■ Data extract:
--------------------------------

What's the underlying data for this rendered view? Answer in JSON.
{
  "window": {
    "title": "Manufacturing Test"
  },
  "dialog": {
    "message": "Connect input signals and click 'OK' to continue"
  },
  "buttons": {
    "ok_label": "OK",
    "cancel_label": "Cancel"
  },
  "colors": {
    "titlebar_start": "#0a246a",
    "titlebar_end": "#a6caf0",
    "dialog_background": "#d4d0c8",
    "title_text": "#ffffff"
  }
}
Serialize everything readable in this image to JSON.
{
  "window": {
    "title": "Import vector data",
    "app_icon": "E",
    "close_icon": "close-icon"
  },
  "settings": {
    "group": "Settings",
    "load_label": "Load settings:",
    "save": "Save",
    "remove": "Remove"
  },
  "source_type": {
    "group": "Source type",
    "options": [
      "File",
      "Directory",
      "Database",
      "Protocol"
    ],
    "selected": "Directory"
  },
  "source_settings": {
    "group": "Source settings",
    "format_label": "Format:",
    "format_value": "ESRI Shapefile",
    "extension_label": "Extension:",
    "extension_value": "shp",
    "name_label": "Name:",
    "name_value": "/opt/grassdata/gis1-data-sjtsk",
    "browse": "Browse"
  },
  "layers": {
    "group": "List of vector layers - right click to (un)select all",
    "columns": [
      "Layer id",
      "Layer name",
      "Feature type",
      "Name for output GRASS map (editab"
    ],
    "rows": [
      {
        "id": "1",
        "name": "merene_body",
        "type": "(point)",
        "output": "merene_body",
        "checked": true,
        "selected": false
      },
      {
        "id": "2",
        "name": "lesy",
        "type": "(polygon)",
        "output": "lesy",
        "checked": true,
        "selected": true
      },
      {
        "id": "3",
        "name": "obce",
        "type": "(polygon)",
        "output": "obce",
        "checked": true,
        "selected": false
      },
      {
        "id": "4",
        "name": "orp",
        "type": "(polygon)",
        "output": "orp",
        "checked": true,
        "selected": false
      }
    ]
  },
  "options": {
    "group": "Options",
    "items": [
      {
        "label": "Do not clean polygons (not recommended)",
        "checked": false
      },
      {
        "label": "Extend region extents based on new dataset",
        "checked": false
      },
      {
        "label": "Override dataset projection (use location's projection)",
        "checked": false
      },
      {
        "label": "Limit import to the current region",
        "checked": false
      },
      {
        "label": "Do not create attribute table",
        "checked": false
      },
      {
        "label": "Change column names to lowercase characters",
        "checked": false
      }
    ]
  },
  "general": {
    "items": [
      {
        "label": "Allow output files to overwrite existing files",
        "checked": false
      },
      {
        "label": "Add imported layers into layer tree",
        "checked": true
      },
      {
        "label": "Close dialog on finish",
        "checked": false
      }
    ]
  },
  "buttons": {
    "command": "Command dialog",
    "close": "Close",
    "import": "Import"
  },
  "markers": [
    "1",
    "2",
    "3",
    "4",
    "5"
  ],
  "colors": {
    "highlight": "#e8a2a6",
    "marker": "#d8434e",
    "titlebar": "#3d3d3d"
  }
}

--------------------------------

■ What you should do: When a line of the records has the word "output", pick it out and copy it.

■ Written answer:
      "Name for output GRASS map (editab"
        "output": "merene_body",
        "output": "lesy",
        "output": "obce",
        "output": "orp",
        "label": "Allow output files to overwrite existing files",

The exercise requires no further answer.